I have a great idea for new passwords. I have close to 100 passwords for all of my accounts and therefore keep a notebook because we all know it’s identity suicide to use the same one for every site.

Anyhoo, now that everthing is online and requires long complicated passwords, why not make yours inspirational? Motivational?  After all, it’s not fun to pay bills.

For instance, how about something like You#Rock. or Getyours2015! or *CelebrateT0day*

I mean…onward and upword, right?

Blurred Lines: Gender Equality


“I really need a mani-pedi today,” my boyfriend said on Sunday. It’s something I introduced him to that he now loves.

When we walked out of the salon his first time, he started skipping down the street saying “I feel like I’m walking on air! Look how clean my hands are!” This was exactly the response I’d expect from a manly man who finally submits to pampering. This man is a six-day-a-week hardwarian, a term he created for his 10-hour days as co-owner, operator and manager of his family hardware store, which involves a lot of dirt, grime and heavy lifting.

Most nail salons charge more for men than women. My nail specialist said it’s because there is more area to cover, but at the same time, I was thinking that my man is not getting polish, a base coat or top coat and needs no dry time, so doesn’t that equalize the p(l)aying field?

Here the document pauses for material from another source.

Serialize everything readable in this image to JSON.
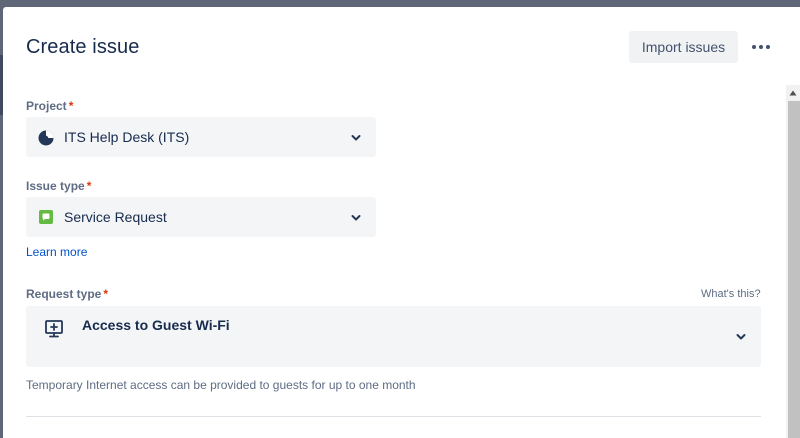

On the price difference, my boyfriend said, “That’s so sexist.” It is, right? Then I had another thought: Men make more than women for doing the same job in the work force, so perhaps they should pay more for their maintenance. Plus, women have a lot more maintenance practices than men, being that this is a man’s world and we are often objectified and defined by our looks above all else.

But then what about this? With the LGBTQIA community in mind, how is a salon to decide who is a man or a woman? What if I was born a man but identify myself as a woman? Which price will I be charged to get a mani-pedi?

I don’t get this country. At all. American citizens should pay the same prices for the same services, and we should be able to choose where we get those services. It’s one thing to offer a discount for a child, senior citizen or a veteran, but quite another to be charged based solely on gender (or paid solely on gender). That’s not cool.

There is still so much more work to be done.